# Web page and app entries:

<<<<

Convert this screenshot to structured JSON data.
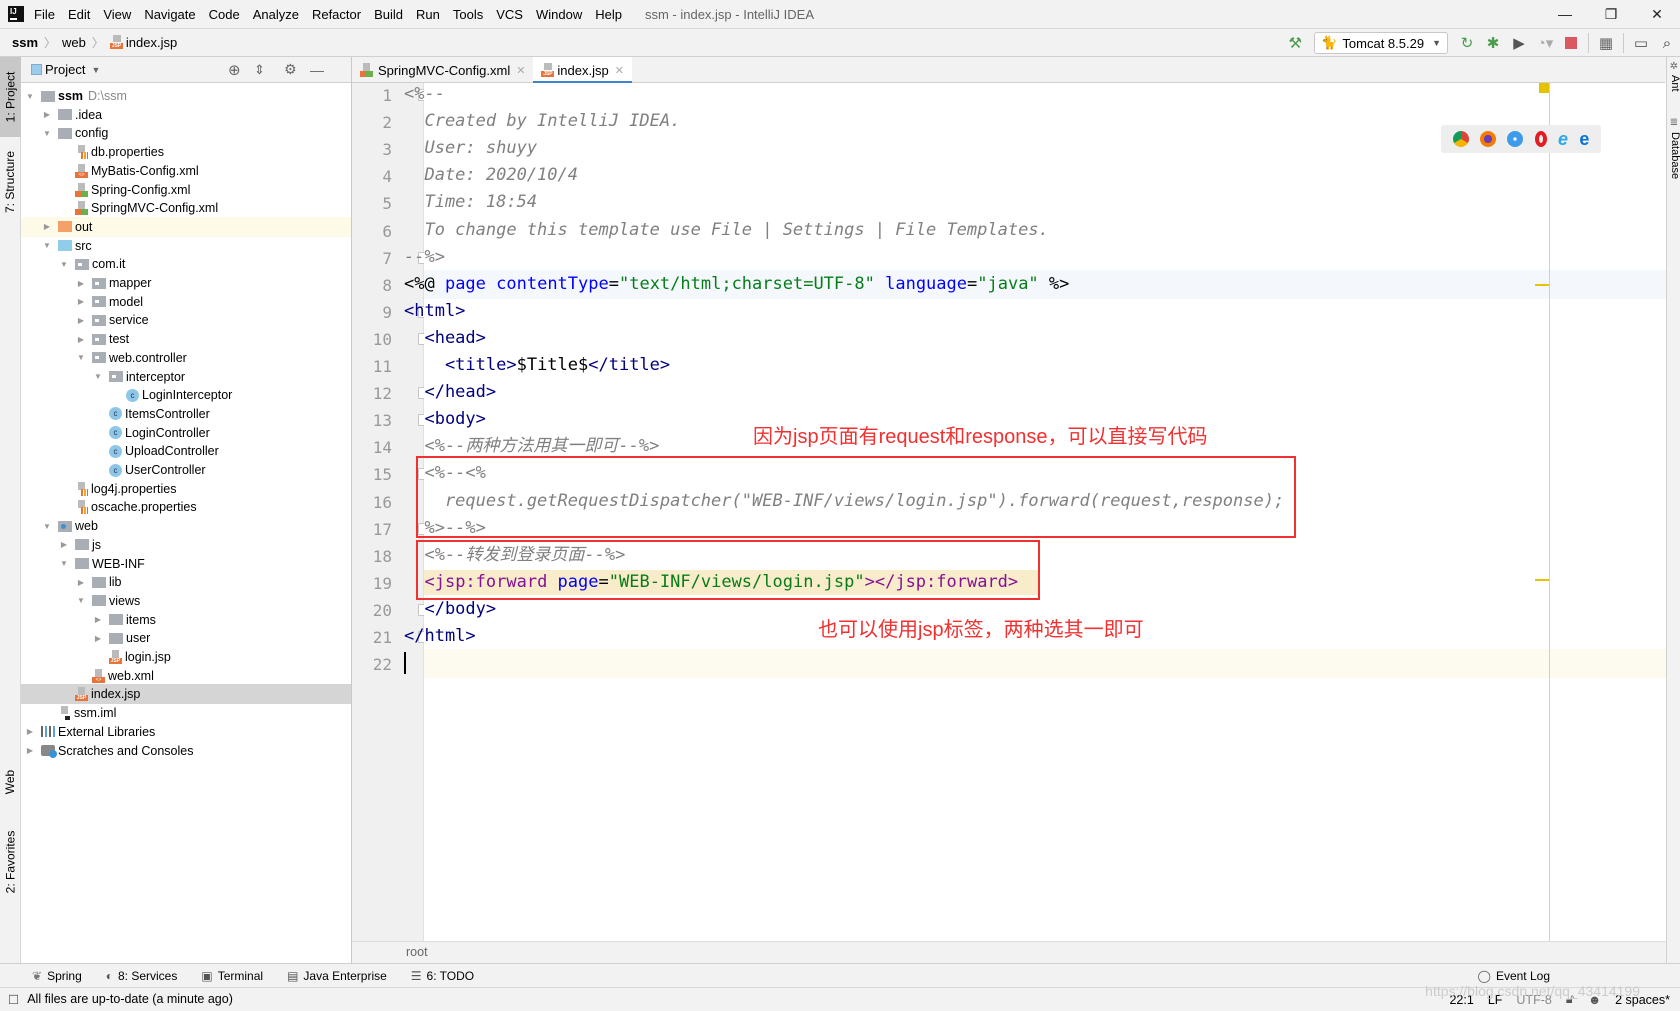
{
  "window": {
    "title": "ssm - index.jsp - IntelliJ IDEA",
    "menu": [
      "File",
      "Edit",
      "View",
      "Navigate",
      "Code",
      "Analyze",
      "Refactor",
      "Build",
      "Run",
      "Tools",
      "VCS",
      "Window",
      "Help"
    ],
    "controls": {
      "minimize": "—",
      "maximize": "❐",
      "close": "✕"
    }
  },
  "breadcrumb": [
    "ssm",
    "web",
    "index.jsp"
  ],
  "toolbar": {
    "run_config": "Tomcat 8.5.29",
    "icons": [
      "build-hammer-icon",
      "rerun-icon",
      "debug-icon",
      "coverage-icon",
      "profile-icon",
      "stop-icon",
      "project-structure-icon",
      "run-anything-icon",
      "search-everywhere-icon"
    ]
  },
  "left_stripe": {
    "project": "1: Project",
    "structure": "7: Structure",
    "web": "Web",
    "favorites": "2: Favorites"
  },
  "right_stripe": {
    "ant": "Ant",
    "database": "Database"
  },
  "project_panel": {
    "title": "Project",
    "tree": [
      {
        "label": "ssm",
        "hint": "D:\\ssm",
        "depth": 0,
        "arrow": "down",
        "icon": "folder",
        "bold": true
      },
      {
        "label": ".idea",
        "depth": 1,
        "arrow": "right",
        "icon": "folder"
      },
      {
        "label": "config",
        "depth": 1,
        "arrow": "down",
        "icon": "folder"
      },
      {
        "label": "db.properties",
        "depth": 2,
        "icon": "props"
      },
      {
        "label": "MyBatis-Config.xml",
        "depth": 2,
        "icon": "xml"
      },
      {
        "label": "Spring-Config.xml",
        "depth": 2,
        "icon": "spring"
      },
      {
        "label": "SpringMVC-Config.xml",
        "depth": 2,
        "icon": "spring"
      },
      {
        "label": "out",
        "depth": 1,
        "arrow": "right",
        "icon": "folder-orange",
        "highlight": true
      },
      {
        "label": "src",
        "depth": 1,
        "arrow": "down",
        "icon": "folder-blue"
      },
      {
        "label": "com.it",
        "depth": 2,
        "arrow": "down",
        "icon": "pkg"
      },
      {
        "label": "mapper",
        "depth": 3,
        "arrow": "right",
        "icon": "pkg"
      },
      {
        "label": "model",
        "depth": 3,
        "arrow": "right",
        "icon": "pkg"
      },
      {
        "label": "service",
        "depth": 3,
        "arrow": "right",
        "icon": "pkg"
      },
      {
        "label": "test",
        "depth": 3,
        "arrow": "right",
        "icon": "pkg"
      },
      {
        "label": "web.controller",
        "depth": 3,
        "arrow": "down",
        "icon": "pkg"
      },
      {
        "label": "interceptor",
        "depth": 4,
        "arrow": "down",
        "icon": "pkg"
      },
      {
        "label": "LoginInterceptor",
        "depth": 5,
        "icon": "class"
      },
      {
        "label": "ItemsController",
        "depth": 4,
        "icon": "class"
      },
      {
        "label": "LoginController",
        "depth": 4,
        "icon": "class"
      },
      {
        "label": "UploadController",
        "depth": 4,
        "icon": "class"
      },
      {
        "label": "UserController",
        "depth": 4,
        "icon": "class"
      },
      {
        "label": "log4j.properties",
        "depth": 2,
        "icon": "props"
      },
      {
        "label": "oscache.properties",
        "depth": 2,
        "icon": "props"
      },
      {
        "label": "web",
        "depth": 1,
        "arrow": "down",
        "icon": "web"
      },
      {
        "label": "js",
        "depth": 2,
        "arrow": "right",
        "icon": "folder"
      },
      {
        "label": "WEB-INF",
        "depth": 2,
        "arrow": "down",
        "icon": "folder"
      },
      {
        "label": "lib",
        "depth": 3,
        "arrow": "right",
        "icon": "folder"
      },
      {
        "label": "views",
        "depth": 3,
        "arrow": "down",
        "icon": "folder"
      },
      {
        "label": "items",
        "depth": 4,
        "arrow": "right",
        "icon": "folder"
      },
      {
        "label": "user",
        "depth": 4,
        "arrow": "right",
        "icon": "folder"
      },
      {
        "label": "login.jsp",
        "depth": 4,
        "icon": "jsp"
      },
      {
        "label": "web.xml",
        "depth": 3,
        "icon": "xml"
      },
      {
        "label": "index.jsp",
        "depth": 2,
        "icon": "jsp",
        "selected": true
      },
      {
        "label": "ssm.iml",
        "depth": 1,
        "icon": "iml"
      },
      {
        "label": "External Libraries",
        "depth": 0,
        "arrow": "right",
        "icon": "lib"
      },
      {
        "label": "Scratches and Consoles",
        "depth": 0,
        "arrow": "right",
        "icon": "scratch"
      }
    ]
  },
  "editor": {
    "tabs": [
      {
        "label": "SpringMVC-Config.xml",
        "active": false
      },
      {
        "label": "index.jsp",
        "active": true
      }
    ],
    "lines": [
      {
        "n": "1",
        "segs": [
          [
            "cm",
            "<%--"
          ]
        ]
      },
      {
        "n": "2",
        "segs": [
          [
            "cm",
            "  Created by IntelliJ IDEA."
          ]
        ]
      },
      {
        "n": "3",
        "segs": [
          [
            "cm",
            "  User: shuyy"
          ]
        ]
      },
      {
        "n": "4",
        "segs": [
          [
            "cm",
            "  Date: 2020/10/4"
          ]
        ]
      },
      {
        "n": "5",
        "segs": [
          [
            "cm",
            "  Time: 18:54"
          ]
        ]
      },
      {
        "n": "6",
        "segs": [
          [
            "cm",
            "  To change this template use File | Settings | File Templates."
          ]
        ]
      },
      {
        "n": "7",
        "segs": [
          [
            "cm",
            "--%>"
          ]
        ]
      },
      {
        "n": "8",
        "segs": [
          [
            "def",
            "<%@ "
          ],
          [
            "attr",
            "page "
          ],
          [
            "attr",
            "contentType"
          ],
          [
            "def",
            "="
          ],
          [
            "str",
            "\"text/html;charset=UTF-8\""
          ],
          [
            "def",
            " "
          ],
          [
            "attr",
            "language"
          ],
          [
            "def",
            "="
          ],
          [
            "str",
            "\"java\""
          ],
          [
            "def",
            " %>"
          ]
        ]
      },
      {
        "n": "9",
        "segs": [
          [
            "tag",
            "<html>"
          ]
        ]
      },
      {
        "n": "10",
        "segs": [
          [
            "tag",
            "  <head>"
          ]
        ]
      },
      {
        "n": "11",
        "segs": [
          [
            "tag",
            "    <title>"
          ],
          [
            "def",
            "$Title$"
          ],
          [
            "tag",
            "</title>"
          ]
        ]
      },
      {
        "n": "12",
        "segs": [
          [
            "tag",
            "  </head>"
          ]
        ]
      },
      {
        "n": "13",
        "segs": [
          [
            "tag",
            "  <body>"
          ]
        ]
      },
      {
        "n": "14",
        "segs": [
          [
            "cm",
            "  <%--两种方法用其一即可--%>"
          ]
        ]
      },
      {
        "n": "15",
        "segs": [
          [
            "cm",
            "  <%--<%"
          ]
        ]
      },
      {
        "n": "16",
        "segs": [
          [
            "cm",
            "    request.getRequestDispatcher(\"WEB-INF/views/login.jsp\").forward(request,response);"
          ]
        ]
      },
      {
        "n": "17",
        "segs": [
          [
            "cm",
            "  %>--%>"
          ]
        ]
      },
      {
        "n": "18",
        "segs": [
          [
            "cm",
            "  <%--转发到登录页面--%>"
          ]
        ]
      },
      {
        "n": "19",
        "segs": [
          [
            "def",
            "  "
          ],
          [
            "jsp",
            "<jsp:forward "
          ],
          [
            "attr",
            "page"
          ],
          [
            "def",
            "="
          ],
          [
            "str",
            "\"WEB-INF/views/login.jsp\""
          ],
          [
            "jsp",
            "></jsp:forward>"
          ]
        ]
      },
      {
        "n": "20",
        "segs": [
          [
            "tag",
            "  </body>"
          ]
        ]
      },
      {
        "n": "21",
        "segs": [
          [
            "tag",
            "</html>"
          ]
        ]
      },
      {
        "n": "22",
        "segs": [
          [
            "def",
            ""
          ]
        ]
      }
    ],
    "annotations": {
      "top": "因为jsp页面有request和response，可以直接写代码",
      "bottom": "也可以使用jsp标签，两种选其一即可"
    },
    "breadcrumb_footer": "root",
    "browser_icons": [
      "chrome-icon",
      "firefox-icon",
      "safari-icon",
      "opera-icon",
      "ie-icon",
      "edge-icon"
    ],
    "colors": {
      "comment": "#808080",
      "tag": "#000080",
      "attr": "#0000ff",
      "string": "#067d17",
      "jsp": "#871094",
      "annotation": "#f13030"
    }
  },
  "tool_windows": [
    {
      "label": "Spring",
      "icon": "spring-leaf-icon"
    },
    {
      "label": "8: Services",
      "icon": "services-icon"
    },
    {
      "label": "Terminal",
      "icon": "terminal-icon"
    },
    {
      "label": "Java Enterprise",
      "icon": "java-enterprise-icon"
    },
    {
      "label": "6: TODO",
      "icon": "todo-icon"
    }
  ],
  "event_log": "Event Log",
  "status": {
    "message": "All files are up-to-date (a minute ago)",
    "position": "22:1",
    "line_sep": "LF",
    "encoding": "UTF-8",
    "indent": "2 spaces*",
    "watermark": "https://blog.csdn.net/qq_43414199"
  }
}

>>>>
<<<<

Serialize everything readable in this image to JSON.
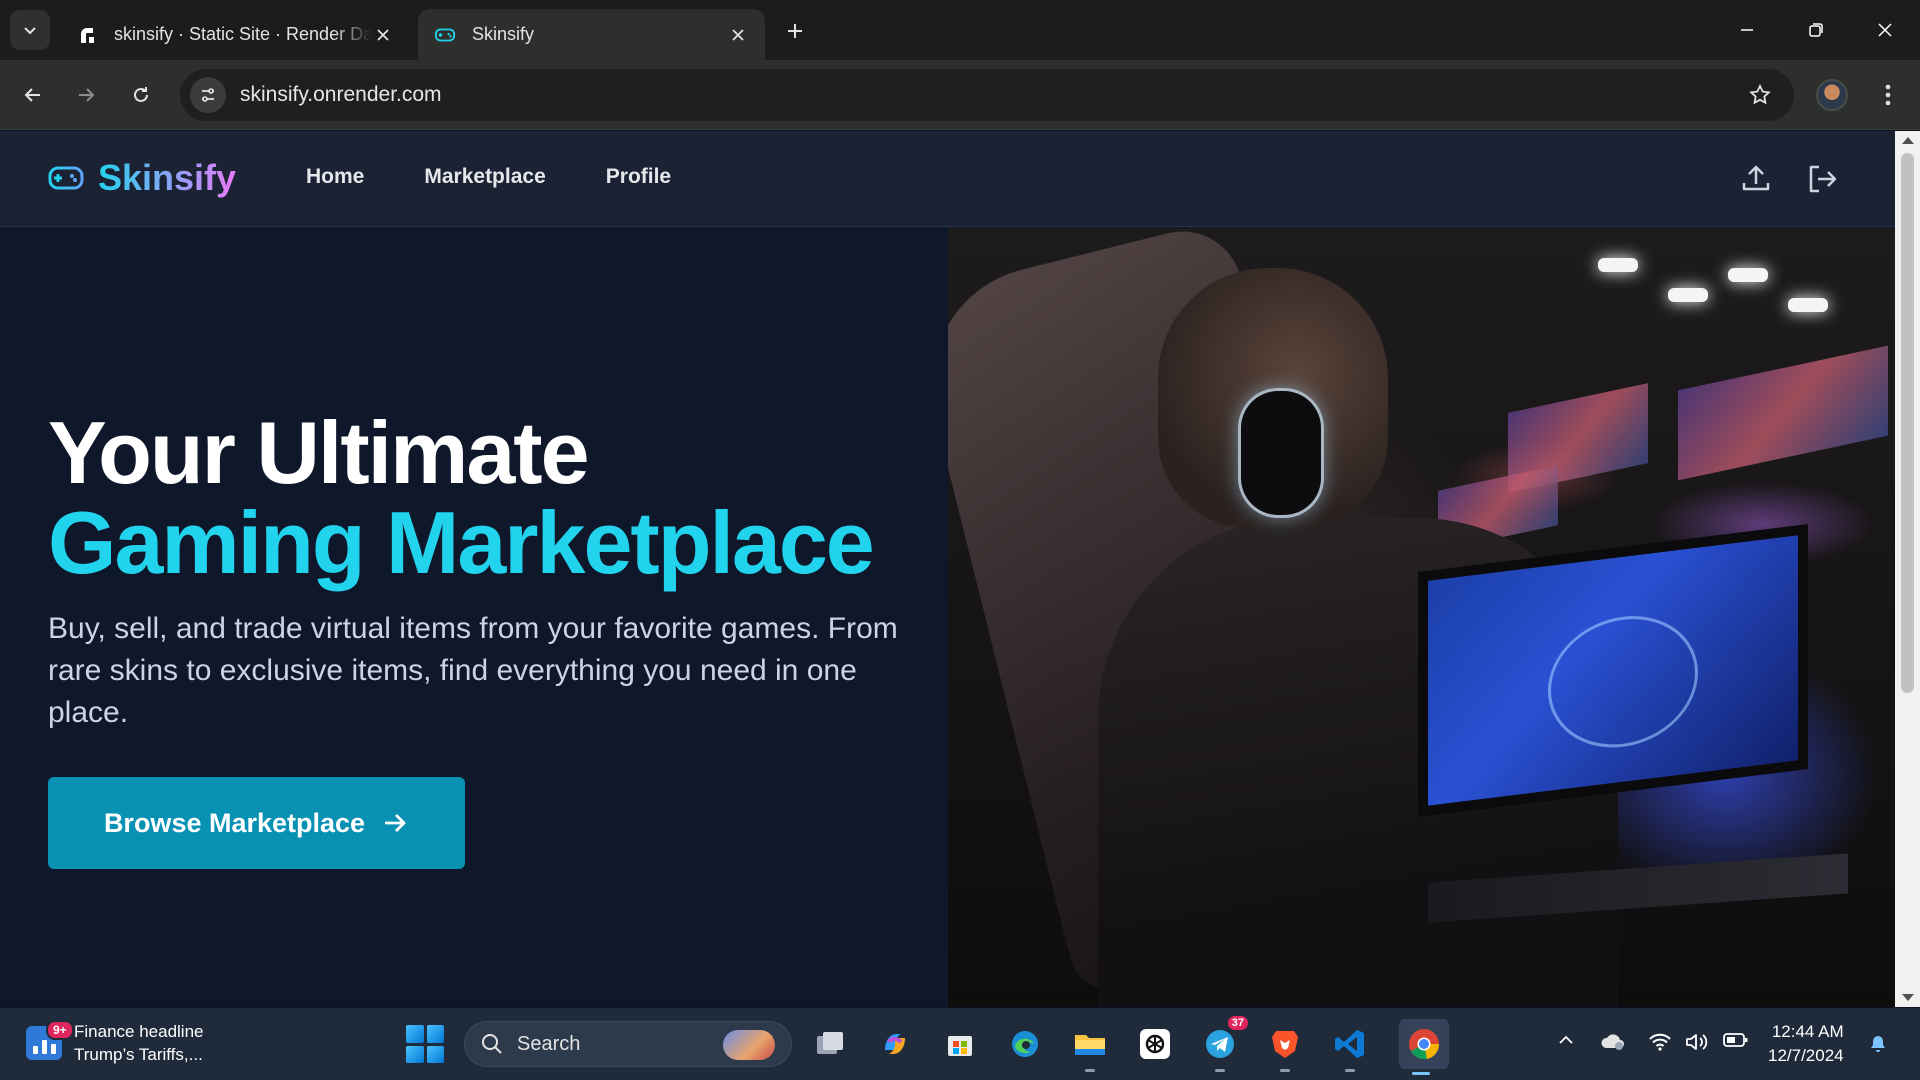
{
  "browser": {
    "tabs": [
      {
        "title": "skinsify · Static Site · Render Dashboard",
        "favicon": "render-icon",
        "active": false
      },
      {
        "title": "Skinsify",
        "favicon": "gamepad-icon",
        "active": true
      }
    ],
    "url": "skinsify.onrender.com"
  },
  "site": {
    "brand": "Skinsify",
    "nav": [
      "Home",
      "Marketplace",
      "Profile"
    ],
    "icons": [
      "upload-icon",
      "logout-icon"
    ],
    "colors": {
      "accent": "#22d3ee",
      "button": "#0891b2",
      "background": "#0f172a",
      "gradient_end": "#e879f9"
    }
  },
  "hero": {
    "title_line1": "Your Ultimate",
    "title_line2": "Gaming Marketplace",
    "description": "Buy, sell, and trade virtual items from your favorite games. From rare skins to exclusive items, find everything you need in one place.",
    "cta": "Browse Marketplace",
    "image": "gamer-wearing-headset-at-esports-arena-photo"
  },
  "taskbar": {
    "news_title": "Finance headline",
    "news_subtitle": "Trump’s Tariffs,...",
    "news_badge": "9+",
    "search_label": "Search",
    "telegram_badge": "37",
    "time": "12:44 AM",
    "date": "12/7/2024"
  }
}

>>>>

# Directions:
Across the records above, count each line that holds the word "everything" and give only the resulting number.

# Response to this task:
2